A Partition Action is the type of legal proceeding needed to divide property amongst unmarried individuals that cannot agree what to do with the property. There are two options in a partition action. One option involves physically splitting the property, if possible. The alternative option, and more likely occurrence, involves the home being sold with the proceeds divided. As far as procedure, a complaint for partition should be brought in the county where the property is located and must include all co-tenants as parties. The complaint must also include a description of the property along with each co-tenant's interest in the property.
Last month the U.S. Supreme Court found that the Defense of Marriage Act (DOMA) was unconstitutional as it violates the Fifth Amendment in failing to provide due process for all. DOMA was initially enacted in 1996 and provided that the federal government could refuse to recognize same-sex marriages granted under state laws. This resulted in same-sex couples being denied federal marriage benefits available to heterosexual couples including, but not limited to, insurance benefits for government employees, social security survivors' benefits, evaluating financial aid eligibility and filing joint tax returns.
Many clients going through family law matters will have questions regarding how they can/should file their taxes as well as what tax consequences may arise in their situation and the answers vary depending on if it's a divorce, custody, or support matter. To start with divorce, while married parties can choose between married filing jointly and married filing separately. Generally speaking, it is more beneficial to file jointly. If the divorce finalizes by December 31st, parties can then opt to file single or head of household for that year. The head of household status may also be available while still considered married if you've been separated for at least six months, have paid at least half the cost of maintaining your own residence, and can rightfully claim any dependent children. In dividing property as part of a divorce, it is possible to rollover some assets (namely retirement accounts) to avoid immediate tax penalty. Also, certain transfers in the context of a divorce matter are exempt from being taxed such as transfer of real property.

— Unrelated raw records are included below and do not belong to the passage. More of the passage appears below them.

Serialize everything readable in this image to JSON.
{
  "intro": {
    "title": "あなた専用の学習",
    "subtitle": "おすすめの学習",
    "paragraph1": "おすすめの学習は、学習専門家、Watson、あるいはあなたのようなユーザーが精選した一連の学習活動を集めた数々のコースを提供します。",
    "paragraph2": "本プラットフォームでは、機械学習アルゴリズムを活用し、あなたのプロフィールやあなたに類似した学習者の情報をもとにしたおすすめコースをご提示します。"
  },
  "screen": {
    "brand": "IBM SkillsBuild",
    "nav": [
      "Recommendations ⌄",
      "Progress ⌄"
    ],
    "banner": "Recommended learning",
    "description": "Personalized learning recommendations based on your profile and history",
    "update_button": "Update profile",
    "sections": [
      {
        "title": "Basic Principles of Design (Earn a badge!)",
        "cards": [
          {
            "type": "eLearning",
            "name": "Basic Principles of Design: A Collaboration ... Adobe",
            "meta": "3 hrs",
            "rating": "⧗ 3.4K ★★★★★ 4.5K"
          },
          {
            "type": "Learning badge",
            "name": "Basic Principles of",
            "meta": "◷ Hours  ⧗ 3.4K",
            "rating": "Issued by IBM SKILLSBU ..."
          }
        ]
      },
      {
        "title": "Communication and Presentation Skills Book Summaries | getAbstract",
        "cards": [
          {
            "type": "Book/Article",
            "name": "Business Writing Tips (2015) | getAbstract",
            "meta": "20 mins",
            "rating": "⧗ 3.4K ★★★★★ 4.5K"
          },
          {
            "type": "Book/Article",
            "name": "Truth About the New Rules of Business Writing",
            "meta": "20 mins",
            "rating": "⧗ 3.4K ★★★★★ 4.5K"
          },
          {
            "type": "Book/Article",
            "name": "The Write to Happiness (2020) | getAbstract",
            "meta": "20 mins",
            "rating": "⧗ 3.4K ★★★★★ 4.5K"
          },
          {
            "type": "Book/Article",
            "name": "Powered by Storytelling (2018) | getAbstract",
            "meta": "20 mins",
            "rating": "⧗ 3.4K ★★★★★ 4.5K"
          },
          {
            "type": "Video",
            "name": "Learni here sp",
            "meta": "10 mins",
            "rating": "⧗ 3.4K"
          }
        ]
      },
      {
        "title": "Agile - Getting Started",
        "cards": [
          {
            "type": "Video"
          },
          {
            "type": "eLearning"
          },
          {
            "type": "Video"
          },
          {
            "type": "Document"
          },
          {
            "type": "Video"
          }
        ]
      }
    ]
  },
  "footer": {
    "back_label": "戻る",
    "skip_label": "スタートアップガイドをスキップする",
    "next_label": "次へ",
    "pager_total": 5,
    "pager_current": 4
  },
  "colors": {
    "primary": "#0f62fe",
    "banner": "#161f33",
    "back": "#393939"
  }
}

Finally receiving the divorce decree is an accomplishment for divorcing parties, however, it does not always mean the end of the matter. If custody and support were issues were raised as part of the divorce, even though an initial resolution may have been met, both are issues which can be revisited based on change of circumstances. Additionally, in either a court order on equitable distribution or a settlement agreement reached between the parties, there may be provisions which carry additional obligations to be fulfilled even after the divorce has concluded. Support and custody issues always carry a continuing obligation to either pay a certain amount per month or follow a certain custody schedule. There are also several scenarios when dealing with marital property that can create a continuing obligation.